*WHAT THE EXERCISE ASKS*
For this exercise, print the listing below exactly, without its pictures.
::::
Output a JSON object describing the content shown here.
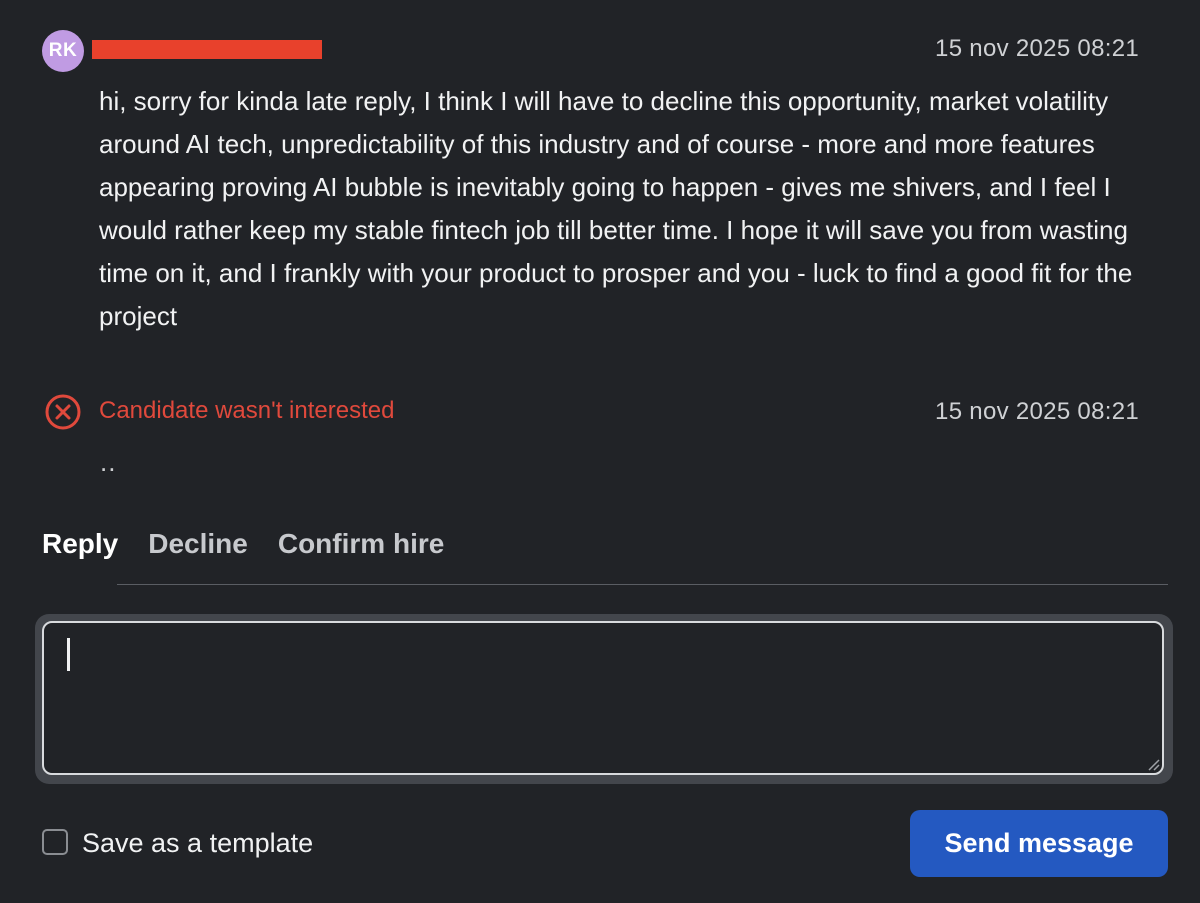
{
  "message": {
    "avatar_initials": "RK",
    "timestamp": "15 nov 2025 08:21",
    "body": "hi, sorry for kinda late reply, I think I will have to decline this opportunity, market volatility around AI tech, unpredictability of this industry and of course - more and more features appearing proving AI bubble is inevitably going to happen - gives me shivers, and I feel I would rather keep my stable fintech job till better time. I hope it will save you from wasting time on it, and I frankly with your product to prosper and you - luck to find a good fit for the project"
  },
  "status_event": {
    "icon": "x-circle-icon",
    "text": "Candidate wasn't interested",
    "timestamp": "15 nov 2025 08:21",
    "note": ".."
  },
  "tabs": [
    {
      "label": "Reply",
      "active": true
    },
    {
      "label": "Decline",
      "active": false
    },
    {
      "label": "Confirm hire",
      "active": false
    }
  ],
  "composer": {
    "value": ""
  },
  "footer": {
    "template_checkbox_label": "Save as a template",
    "template_checked": false,
    "send_label": "Send message"
  },
  "colors": {
    "background": "#212327",
    "avatar": "#c09be3",
    "redaction": "#e8412c",
    "status_error": "#e0493c",
    "primary_button": "#2459c1"
  }
}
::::
*SOLUTION BELOW*
Output a JSON object describing the content shown here.
{
  "message": {
    "avatar_initials": "RK",
    "timestamp": "15 nov 2025 08:21",
    "body": "hi, sorry for kinda late reply, I think I will have to decline this opportunity, market volatility around AI tech, unpredictability of this industry and of course - more and more features appearing proving AI bubble is inevitably going to happen - gives me shivers, and I feel I would rather keep my stable fintech job till better time. I hope it will save you from wasting time on it, and I frankly with your product to prosper and you - luck to find a good fit for the project"
  },
  "status_event": {
    "icon": "x-circle-icon",
    "text": "Candidate wasn't interested",
    "timestamp": "15 nov 2025 08:21",
    "note": ".."
  },
  "tabs": [
    {
      "label": "Reply",
      "active": true
    },
    {
      "label": "Decline",
      "active": false
    },
    {
      "label": "Confirm hire",
      "active": false
    }
  ],
  "composer": {
    "value": ""
  },
  "footer": {
    "template_checkbox_label": "Save as a template",
    "template_checked": false,
    "send_label": "Send message"
  },
  "colors": {
    "background": "#212327",
    "avatar": "#c09be3",
    "redaction": "#e8412c",
    "status_error": "#e0493c",
    "primary_button": "#2459c1"
  }
}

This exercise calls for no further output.